Meanwhile, back at the ranch...
photo by Pat O'Toole
We have had extreme cold. Temperatures were mostly below zero for a couple of weeks, with several days of minus twenty-five. A few days ago, we had a lot of wind which “blew out” our sheep on the Red Desert. In a blizzard with high winds, the sheep just set out and walk before the wind. The Red Desert has very few fences, which is fortunate. In a storm like this one, livestock walk out away from the storm, seeking shelter and relief. Over the years, many animals have been lost when they piled up against a fence and suffocated. In the Red Desert area, usually they can safely travel until the storm passes. When the storm blew over, it took us two days to find one band and a couple of days to trail them back to our allotment. When we found the last band, they had miixed with a neighbor's sheep, which meant that we had to set up portable corrals and sort them. This particular neighbor, from Kansas (where they had storm-related troubles of their own) had sub-leased BLM AUM's (Animal Unit Months--a way of measuring grazing) and had never been to the Red Desert before.
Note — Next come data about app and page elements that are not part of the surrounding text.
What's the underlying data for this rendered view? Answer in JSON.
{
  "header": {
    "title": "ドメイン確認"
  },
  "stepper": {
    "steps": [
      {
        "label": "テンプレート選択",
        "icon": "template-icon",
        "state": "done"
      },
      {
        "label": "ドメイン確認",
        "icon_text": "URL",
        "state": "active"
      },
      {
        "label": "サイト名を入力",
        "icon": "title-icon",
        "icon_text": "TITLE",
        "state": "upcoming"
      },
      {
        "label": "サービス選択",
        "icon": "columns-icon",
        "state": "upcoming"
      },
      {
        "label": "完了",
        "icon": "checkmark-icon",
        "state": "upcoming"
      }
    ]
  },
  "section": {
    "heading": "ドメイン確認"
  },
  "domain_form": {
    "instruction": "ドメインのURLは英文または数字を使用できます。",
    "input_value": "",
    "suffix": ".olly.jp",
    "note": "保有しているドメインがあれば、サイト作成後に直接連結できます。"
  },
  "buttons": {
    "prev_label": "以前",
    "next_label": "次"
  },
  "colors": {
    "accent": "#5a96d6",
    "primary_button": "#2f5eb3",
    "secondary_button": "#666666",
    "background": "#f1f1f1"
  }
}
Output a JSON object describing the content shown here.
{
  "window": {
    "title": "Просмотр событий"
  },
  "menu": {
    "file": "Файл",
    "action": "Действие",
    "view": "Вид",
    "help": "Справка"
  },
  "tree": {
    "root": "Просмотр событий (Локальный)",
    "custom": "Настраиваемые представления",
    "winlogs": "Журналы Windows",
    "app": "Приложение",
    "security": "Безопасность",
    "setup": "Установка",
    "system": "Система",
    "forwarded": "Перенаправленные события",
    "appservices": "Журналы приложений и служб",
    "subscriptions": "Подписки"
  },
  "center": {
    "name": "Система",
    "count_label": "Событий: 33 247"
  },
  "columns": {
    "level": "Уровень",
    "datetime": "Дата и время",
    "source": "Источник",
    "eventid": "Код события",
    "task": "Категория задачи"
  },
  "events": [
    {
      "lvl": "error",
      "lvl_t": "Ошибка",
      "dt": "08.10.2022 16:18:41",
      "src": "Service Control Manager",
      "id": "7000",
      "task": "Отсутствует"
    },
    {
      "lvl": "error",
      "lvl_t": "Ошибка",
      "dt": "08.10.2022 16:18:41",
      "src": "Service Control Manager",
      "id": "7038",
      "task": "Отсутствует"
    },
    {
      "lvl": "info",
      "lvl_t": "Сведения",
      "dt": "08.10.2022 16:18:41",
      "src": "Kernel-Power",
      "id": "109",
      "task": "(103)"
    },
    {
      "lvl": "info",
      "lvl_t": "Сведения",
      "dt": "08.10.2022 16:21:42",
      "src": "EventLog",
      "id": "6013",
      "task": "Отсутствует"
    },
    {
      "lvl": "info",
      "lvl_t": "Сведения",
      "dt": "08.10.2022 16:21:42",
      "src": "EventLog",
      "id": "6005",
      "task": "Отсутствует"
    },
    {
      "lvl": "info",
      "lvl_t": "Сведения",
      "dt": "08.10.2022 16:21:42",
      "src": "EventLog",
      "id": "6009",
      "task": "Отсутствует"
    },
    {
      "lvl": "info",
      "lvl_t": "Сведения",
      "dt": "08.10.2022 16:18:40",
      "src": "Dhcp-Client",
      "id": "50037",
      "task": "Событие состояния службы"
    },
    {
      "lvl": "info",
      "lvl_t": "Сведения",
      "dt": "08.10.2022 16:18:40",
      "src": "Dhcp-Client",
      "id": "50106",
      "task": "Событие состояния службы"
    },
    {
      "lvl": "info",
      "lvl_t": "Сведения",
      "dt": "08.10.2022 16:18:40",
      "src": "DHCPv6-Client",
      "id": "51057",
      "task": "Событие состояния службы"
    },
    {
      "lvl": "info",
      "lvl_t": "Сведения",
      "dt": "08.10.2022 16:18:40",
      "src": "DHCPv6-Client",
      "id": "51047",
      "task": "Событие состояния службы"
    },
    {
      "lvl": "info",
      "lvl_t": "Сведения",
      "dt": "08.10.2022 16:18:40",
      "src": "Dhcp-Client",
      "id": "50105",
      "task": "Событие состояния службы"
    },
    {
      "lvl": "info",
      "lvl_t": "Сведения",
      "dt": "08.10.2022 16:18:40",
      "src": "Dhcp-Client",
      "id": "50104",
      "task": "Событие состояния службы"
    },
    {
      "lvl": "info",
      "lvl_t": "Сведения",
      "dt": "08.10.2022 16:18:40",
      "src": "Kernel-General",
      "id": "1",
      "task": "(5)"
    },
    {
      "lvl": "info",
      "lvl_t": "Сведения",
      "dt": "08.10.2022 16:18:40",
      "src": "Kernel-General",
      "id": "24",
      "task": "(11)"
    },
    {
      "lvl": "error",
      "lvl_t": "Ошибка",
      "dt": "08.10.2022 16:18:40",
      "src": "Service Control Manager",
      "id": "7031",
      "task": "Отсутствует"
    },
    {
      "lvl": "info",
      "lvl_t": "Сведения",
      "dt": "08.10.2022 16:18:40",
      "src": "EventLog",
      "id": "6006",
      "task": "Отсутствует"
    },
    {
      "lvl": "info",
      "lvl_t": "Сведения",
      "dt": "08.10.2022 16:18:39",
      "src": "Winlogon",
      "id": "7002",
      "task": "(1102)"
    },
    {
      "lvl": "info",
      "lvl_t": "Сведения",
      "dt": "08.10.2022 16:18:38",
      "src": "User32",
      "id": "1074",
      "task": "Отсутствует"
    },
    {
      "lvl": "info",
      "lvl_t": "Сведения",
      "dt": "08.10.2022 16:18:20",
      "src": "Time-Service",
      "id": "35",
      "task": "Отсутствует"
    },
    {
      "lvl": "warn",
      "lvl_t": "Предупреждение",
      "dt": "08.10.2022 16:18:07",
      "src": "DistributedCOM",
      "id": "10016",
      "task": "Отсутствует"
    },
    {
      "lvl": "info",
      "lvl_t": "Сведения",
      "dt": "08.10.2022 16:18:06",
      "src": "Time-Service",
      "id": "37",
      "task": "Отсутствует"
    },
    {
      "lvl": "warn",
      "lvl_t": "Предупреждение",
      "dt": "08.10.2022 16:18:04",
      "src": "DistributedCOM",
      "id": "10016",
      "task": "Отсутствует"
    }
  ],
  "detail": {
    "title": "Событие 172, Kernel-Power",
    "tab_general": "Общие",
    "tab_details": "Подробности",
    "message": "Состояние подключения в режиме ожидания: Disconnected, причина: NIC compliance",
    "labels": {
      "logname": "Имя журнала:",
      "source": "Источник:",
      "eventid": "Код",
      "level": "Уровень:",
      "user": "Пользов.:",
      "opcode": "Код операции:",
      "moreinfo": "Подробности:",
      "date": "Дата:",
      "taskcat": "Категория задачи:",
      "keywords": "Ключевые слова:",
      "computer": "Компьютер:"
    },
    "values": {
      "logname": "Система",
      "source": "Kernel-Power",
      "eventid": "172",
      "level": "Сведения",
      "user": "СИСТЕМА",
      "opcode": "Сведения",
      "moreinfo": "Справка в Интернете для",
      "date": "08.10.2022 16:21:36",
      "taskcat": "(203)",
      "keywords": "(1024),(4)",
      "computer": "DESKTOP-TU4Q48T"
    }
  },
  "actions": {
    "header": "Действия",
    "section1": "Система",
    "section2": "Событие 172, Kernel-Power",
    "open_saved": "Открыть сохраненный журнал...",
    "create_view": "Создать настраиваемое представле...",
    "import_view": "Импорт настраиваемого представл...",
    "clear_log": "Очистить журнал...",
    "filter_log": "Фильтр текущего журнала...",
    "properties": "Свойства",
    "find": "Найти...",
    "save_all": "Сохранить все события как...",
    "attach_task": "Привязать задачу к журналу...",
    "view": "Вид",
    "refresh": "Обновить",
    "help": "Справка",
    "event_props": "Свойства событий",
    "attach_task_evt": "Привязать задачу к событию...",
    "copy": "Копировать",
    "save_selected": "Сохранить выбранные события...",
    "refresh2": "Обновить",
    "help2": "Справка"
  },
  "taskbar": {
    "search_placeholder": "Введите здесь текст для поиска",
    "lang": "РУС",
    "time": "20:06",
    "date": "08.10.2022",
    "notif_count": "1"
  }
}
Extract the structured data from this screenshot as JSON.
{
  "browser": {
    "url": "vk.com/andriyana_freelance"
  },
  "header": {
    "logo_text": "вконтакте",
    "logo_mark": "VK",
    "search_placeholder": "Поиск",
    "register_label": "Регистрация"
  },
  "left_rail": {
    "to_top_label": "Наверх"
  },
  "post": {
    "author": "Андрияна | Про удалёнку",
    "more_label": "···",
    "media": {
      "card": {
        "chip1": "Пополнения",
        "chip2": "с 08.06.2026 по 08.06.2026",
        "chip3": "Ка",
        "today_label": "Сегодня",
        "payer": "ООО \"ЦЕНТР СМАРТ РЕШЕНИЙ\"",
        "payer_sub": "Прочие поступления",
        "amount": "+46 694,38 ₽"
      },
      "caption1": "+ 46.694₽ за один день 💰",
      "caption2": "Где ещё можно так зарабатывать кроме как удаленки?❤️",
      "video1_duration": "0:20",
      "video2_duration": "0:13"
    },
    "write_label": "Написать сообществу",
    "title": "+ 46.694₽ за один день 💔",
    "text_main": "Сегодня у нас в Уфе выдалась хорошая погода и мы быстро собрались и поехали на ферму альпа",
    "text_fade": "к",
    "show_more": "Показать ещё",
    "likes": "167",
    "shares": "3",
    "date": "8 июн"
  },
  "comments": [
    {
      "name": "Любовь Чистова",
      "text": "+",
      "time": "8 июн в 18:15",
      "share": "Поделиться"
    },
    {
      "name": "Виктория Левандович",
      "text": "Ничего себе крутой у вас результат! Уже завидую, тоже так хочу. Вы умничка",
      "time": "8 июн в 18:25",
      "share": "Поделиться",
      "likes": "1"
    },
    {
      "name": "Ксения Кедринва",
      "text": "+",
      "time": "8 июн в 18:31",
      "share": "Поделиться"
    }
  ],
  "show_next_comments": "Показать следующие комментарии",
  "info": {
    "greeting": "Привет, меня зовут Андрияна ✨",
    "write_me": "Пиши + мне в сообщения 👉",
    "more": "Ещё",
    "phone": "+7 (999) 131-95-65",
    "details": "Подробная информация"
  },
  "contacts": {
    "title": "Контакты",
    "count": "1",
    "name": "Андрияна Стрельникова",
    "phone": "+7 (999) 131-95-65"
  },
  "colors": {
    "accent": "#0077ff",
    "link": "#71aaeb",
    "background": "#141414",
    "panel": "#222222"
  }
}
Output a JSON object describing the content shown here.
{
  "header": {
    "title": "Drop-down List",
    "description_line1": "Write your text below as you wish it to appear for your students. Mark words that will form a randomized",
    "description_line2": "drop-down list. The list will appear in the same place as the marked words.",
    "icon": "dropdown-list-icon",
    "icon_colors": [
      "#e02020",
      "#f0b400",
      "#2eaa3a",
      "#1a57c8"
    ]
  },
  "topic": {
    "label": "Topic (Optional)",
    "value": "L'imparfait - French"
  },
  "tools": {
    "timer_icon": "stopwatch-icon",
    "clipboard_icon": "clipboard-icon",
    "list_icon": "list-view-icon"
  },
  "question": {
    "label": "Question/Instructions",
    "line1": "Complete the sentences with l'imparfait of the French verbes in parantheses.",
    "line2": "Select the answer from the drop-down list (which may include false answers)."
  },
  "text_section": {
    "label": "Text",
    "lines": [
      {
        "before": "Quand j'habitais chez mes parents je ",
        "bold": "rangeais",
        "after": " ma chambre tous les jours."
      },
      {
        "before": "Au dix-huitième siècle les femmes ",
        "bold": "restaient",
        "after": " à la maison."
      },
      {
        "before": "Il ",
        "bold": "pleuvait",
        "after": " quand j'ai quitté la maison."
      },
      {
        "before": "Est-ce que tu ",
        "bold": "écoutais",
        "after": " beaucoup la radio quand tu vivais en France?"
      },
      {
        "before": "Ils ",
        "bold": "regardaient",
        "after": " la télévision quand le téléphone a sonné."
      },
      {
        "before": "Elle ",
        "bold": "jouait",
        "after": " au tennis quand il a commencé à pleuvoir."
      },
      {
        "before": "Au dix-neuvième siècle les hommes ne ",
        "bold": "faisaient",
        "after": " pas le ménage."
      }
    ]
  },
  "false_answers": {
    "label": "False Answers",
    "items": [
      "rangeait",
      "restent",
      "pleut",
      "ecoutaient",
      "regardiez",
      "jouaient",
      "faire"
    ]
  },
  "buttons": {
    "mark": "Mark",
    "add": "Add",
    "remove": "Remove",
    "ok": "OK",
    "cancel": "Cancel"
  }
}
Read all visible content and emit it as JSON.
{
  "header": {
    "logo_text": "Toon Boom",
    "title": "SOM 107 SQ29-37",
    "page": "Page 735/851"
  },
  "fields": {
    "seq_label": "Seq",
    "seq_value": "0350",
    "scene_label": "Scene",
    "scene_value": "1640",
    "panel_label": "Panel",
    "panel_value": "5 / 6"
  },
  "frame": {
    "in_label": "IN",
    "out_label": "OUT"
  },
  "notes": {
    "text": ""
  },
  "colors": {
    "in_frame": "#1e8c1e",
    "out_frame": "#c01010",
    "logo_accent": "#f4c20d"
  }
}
The bitter cold came in on the heels of the storm. Pat went out to the sheep camps to make sure that men and animals were faring well. (We had been in contact by cell phone.) On his way back home (some 125 miles), but still way north of Wamsutter, his pickup developed an oil leak. He stopped on a high point and called me for a rescue mission.
At home, I loaded up my pickup with a sleeping bag, food, water, matches, a candle and asked Nerio, one of our Peruvian employees, to accompany me. The trip takes over two hours, so it was well after dark when we reached Continental Divide Rim, a high vantage point. By this time, Pat, who was well bundled up, but couldn't run his pickup, was getting pretty cold.
I often curse cell phones, but on this night, they were a life-saver. Pat keep flashing his headlights and was able to guide us in to his location. This is in the heart of the oil field, so there are literally hundreds of roads criss-crossing the desert. We found our way to him, and he was very glad to see us, and especially my pickup’s heater! The next day, we sorted the sheep, and located the broken-down pickup in the labyrinth of roads.
The next day
Red Desert, Sweetwater County
photo by Sharon O'Toole
We were rewarded with the sight of these sage grouse, tumbling through the snow.
Red Desert Grouse
photo by Pat O'Toole